These wines often should be aged 3-5 years, and again the best wines can keep for much longer.
Premier Cru wines are labelled with the name of the village of origin, the Premier cru status, and usually the vineyard name, for example, "Volnay 1er Cru Les Caillerets".
Some Premier Cru wines are produced from several Premier Cru vineyards in the same village, and do not carry the name of an individual vineyard.
Village appellation wines are produced from a blend of wines from supposedly lesser vineyard sites within the boundaries of one of 42 villages, or from one individual but non-classified vineyard.
Wines from each different village are considered to have their own specific qualities and characteristics, and not all Burgundy communes have a village appellation.
Village wines make up 36% of production at 50 hectoliters/hectare.
These wines can be consumed 2-4 years after the release date, although again some examples will keep for longer.
Village wines will show the village name on the wine label, such as "Pommard", and sometimes - if applicable - the name of the single vineyard or climat where it was sourced.

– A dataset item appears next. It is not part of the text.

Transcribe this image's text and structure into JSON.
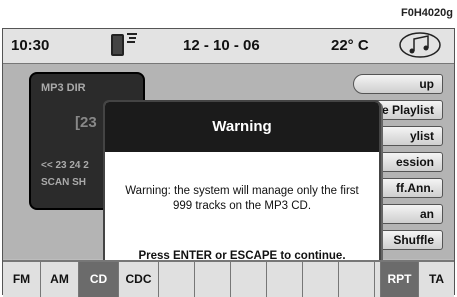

 Several villages in Burgundy have appended the names of their Grand Cru vineyards to the original village name - hence village names such as "Puligny-Montrachet" and "Aloxe-Corton".
Regional appellation wines are wines which are allowed to be produced over the entire region, or over an area significantly larger than that of an individual village.
 At the village, Premier Cru and Grand Cru level, only red and white wines are found, but some of the regional appellations also allow the production of rosé and sparkling wines as well as wines dominated by other grape varieties than Pinot Noir or Chardonnay.
 These appellations can be divided into three groups:
AOC Bourgogne, the standard or "generic" appellation for red or white wines made anywhere throughout the region, and represent simpler wines which are still similar to the village.
These wines may be produced at 55 hectoliters/hectare.
These wines are typically intended for immediate consumption, within 3 years after the vintage date.
Subregional (sous-régional) appellations cover a part of Burgundy larger than a village.
Examples are Bourgogne Hautes-Côtes de Beaune, Bourgogne Hautes-Côtes de Nuits and Mâcon-Villages.
 Typically, those communes which do not have a village appellation, do have access to at least one subregional appellation.
This level is sometimes described as intermediate between AOC Bourgogne and the village level.
Wines of specific styles or other grape varieties include white Bourgogne Aligoté (which is primarily made with the Aligoté grape), red Bourgogne Passe-Tout-Grains (which can contain up to two thirds Gamay) and sparkling Crémant de Bourgogne.
Chablis wines are labeled using a similar hierarchy of Grand Cru, Premier Cru and Village wines, plus Petit Chablis as a level below Village Chablis, whereas wines from Beaujolais are treated differently again.
In general, producers are always allowed to declassify their wine in steps to a lower ranked AOC if they wish to do so.
Thus, a wine from a Grand Cru vineyard may be sold as a Premier Cru from that vineyard's village, a Premier Cru wine may be sold as a Village wine and so on.
This practice will almost invariably mean that the declassified wine will have to be sold at a lower price, so this is only practiced when there is something to be gained overall in the process.
One motive may be to only include vines of a certain age in a Grand Cru wine, in order to improve its quality and raise its prestige and price, in which case the wine coming from younger vines may be sold as a Premier Cru at a lower price.
Overall, such a practice may allow a producer to keep a higher average price for the wine sold.
In total, there are around 150 separate AOCs in Burgundy, including those of Chablis and Beaujolais.
 While an impressive number, it does not include the several hundred named vineyards (lieux-dits) at the Village and Premier Cru level which may be displayed on the label, since at the Village and Premier Cru level, there is only one set of appellation rules per village.
The total number of vineyard-differentiated AOCs that may be displayed is well in excess of 500.